═══ Input data ═══
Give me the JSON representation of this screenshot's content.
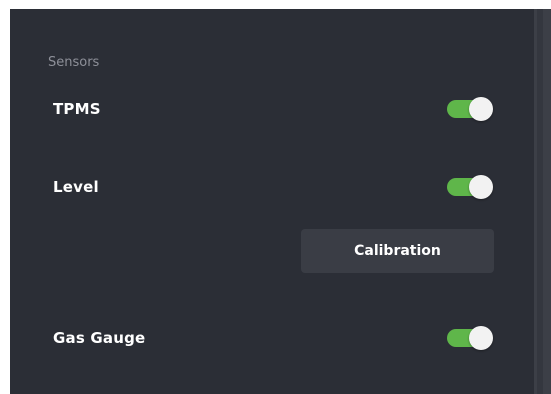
{
  "section": {
    "title": "Sensors"
  },
  "settings": [
    {
      "label": "TPMS",
      "enabled": true
    },
    {
      "label": "Level",
      "enabled": true
    },
    {
      "label": "Gas Gauge",
      "enabled": true
    }
  ],
  "level": {
    "calibration_label": "Calibration"
  },
  "colors": {
    "panel_bg": "#2b2e36",
    "toggle_on": "#5fb64a",
    "button_bg": "#3a3d45"
  }
}
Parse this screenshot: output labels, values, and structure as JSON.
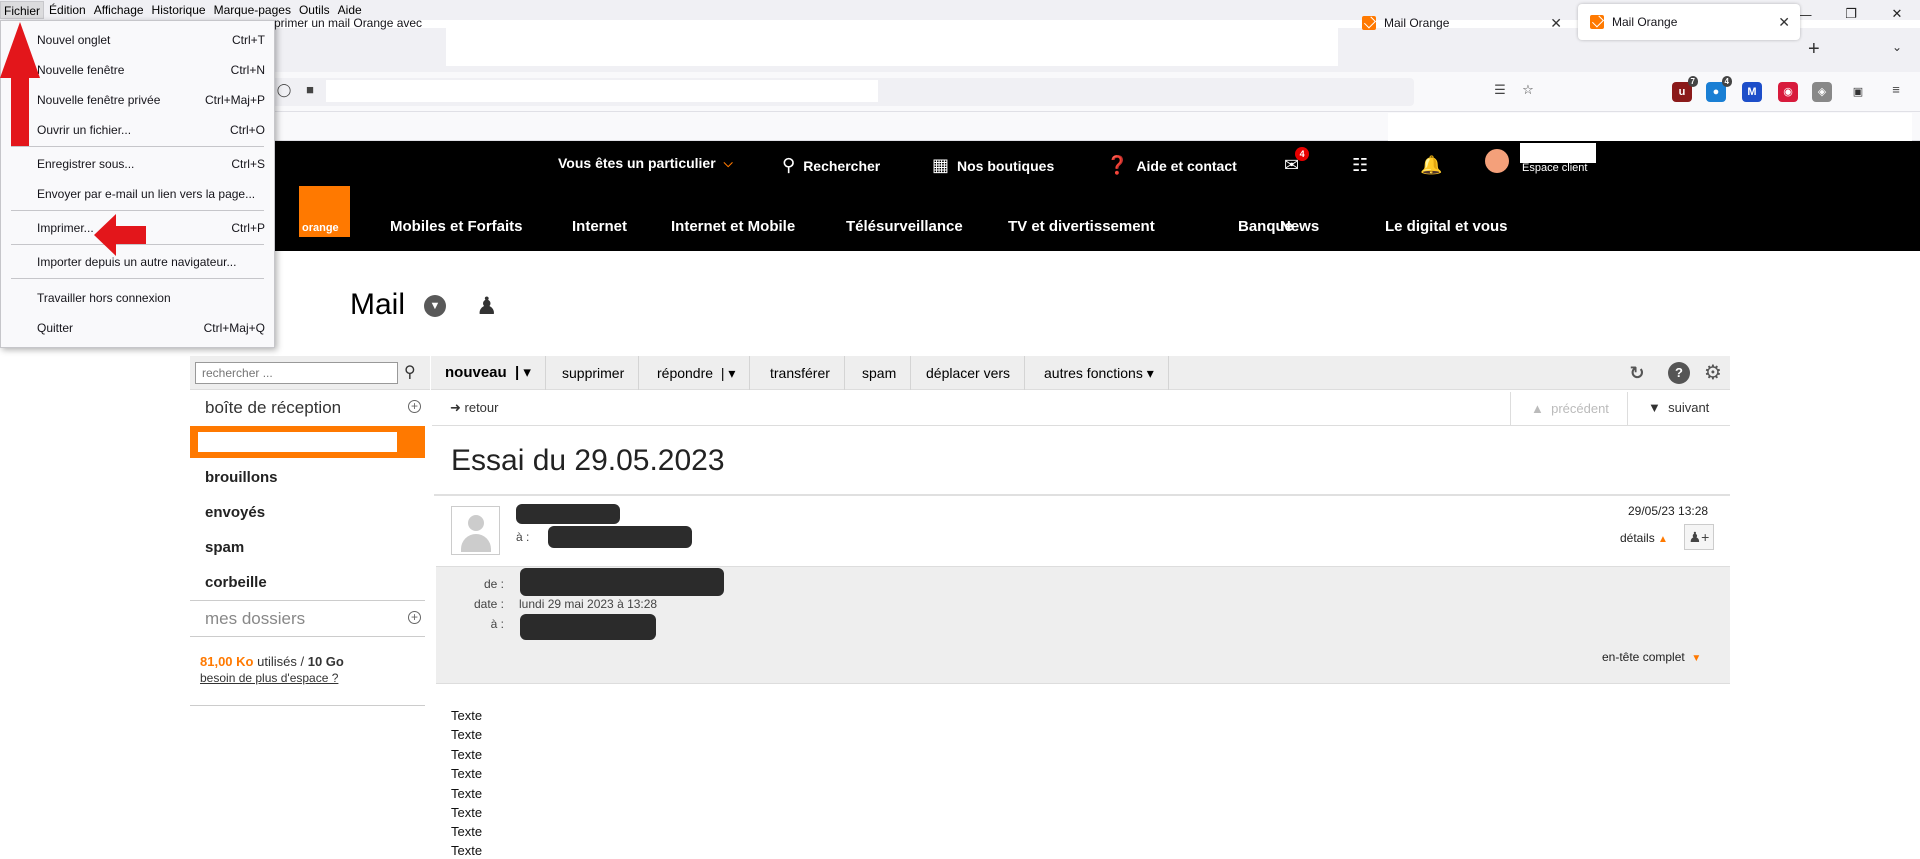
{
  "menubar": {
    "items": [
      "Fichier",
      "Édition",
      "Affichage",
      "Historique",
      "Marque-pages",
      "Outils",
      "Aide"
    ]
  },
  "tabs": [
    {
      "label": "primer un mail Orange avec"
    },
    {
      "label": "Mail Orange"
    },
    {
      "label": "Mail Orange"
    }
  ],
  "extensions": [
    {
      "badge": "7",
      "color": "#8b1a1a"
    },
    {
      "badge": "4",
      "color": "#1a7fd4"
    },
    {
      "badge": "",
      "color": "#1d4ec9"
    },
    {
      "badge": "",
      "color": "#d81b3c"
    },
    {
      "badge": "",
      "color": "#888888"
    },
    {
      "badge": "",
      "color": "#555555"
    }
  ],
  "orange": {
    "top": {
      "particulier": "Vous êtes un particulier",
      "rechercher": "Rechercher",
      "boutiques": "Nos boutiques",
      "aide": "Aide et contact",
      "mail_badge": "4",
      "espace": "Espace client"
    },
    "logo": "orange",
    "nav": [
      "Mobiles et Forfaits",
      "Internet",
      "Internet et Mobile",
      "Télésurveillance",
      "TV et divertissement",
      "Banque",
      "News",
      "Le digital et vous"
    ],
    "brand_color": "#ff7900"
  },
  "mail": {
    "title": "Mail",
    "search_placeholder": "rechercher ...",
    "toolbar": {
      "nouveau": "nouveau",
      "supprimer": "supprimer",
      "repondre": "répondre",
      "transferer": "transférer",
      "spam": "spam",
      "deplacer": "déplacer vers",
      "autres": "autres fonctions"
    },
    "sidebar": {
      "inbox": "boîte de réception",
      "items": [
        "brouillons",
        "envoyés",
        "spam",
        "corbeille"
      ],
      "folders": "mes dossiers",
      "quota_used": "81,00",
      "quota_unit": "Ko",
      "quota_text": "utilisés /",
      "quota_total": "10 Go",
      "more_space": "besoin de plus d'espace ?"
    },
    "message": {
      "retour": "retour",
      "precedent": "précédent",
      "suivant": "suivant",
      "subject": "Essai du 29.05.2023",
      "to_label": "à :",
      "date_short": "29/05/23 13:28",
      "details": "détails",
      "hdr_de": "de :",
      "hdr_date": "date :",
      "hdr_a": "à :",
      "hdr_date_val": "lundi 29 mai 2023 à 13:28",
      "full_header": "en-tête complet",
      "body_lines": [
        "Texte",
        "Texte",
        "Texte",
        "Texte",
        "Texte",
        "Texte",
        "Texte",
        "Texte"
      ]
    }
  },
  "dropdown": {
    "items": [
      {
        "label": "Nouvel onglet",
        "shortcut": "Ctrl+T"
      },
      {
        "label": "Nouvelle fenêtre",
        "shortcut": "Ctrl+N"
      },
      {
        "label": "Nouvelle fenêtre privée",
        "shortcut": "Ctrl+Maj+P"
      },
      {
        "label": "Ouvrir un fichier...",
        "shortcut": "Ctrl+O"
      },
      {
        "label": "Enregistrer sous...",
        "shortcut": "Ctrl+S"
      },
      {
        "label": "Envoyer par e-mail un lien vers la page...",
        "shortcut": ""
      },
      {
        "label": "Imprimer...",
        "shortcut": "Ctrl+P"
      },
      {
        "label": "Importer depuis un autre navigateur...",
        "shortcut": ""
      },
      {
        "label": "Travailler hors connexion",
        "shortcut": ""
      },
      {
        "label": "Quitter",
        "shortcut": "Ctrl+Maj+Q"
      }
    ]
  },
  "annotation_color": "#e3161b"
}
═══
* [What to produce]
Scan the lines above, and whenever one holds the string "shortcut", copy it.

* [Answer section]
        "shortcut": "Ctrl+T"
        "shortcut": "Ctrl+N"
        "shortcut": "Ctrl+Maj+P"
        "shortcut": "Ctrl+O"
        "shortcut": "Ctrl+S"
        "shortcut": ""
        "shortcut": "Ctrl+P"
        "shortcut": ""
        "shortcut": ""
        "shortcut": "Ctrl+Maj+Q"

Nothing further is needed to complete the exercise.